Once you’ve made your editorial decisions, county bounders can also be downloaded from the Census Bureau as well. Just to be proper, Census calls this layer “County and Equivalent.”
Cities, however, are a more delicate matter that again require some knowledge of Census terminology and local political geography. There is no Census layer called “cities.”
Until recently, the practice among the OpenBlock community had been to look for geographic information about city boundaries from local governments. Most county governments are pretty good about publishing their geographic data on the web. Many large public universities have a GIS (geographic information system) section in their library, such as this one at N.C. State University that indexes links to the geographic data source for many of the state’s county governments.
lesson learned: local data varies
The problem with local data is that poor and rural counties are less likely to have the online GIS data. And you will also find yourself dealing with a wide variety of standards.

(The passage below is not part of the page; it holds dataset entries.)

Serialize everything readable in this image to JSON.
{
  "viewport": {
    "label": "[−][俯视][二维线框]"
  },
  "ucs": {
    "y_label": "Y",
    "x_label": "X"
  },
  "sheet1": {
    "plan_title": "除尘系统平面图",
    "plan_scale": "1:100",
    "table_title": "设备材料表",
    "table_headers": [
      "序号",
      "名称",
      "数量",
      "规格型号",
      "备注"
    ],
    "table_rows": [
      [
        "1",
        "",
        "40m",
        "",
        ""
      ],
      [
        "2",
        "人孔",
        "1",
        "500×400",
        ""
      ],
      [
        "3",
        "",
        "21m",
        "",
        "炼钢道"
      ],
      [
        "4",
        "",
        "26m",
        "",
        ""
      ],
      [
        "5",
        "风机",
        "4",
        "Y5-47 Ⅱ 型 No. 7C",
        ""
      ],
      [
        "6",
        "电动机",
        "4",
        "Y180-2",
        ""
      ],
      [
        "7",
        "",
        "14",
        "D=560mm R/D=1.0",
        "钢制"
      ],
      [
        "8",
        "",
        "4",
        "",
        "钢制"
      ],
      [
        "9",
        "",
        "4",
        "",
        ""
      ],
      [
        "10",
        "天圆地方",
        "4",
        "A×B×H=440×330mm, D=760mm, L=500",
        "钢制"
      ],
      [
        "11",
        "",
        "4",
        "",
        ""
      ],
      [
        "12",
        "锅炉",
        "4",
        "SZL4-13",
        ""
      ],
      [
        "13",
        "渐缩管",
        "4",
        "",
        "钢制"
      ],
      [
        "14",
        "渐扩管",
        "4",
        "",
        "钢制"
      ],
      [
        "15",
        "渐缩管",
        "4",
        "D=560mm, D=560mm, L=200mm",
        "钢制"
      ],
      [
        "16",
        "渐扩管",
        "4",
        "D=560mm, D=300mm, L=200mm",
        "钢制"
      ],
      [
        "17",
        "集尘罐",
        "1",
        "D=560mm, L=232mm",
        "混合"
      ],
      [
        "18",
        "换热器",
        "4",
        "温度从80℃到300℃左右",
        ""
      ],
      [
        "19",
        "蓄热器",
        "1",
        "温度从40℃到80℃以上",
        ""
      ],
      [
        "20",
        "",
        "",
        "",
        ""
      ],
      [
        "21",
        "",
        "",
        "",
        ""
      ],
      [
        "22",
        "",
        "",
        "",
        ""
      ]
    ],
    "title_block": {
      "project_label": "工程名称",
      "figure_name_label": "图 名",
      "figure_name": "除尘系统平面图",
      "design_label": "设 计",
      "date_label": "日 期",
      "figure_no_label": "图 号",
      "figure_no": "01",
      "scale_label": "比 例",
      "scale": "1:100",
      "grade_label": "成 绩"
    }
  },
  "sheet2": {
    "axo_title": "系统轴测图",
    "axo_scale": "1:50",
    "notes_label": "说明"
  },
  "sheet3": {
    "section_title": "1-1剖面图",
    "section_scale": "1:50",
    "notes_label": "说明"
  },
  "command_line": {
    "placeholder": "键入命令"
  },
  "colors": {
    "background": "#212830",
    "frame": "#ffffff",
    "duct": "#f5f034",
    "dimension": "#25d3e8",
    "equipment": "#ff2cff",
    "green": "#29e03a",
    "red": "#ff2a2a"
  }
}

We spent a few days flummoxed by our inability to load Columbus County data. For whatever reason, the county decided not to include the necessary .prj projection file you need to make a shapefile work in OpenBlock. It’s a lesson that’s going to be important for us to remember throughout this project — local data varies widely in quality. And sometimes it’s not obvious to the layperson’s eye what is missing.
Our thinking right now is that we’re going to be able to turn back to the Census Bureau for city information. But we’re not using the Census layer called “Consolidated Cities.” Nor the one called “County subdivisions.” We’re using the “Places” layer.
You can read more about our “city” solution on the OpenBlock discussion group. But there are a few bits worth mentioning here:
- Places do not cover 100 percent of a county. So we’re going to need to be on guard that events happening outside the boundaries of one of our places doesn’t somehow get left out of the search results.
- Some of the places in Columbus County probably have little or no meaning to the audience there. In the “Government” navigation of our partner site, Whiteville.com, not all of the Census places are listed. That said, several of them show up occasionally as the location of obituaries that run on the site.
Geography is hardly the dynamic data we think of as news. But we’ve already seen several road bumps that are big enough to deter almost all small news organizations from using the OpenBlock application. So post this as one of our goals: to automate the process of loading basic ZIP, county and city geographic data about your community. Again, you can read more in the OpenBlock discussion group about how we might use FIPS codes — the unique number given by the Census Bureau to each state, county and “place” — to do that.
And there’s still a big elephant in the room — the geography of “blocks” that is one of the core concepts of OpenBlock. That topic is big enough for its own post a few weeks from now. Before then, I’m going to walk you through some of our experiences loading “news” data into OpenBlock and how we’re hoping we might be able to work with fellow Knight News Challenge winner ScraperWiki to build our own API for North Carolina state government.
Understanding each step of the set-up, production and editing process involved with OpenBlock is critical to our ability to describe the expense side of the equation, which we hope and expect will lead to the financial viability of the application as a tool to fill the information needs of rural communities.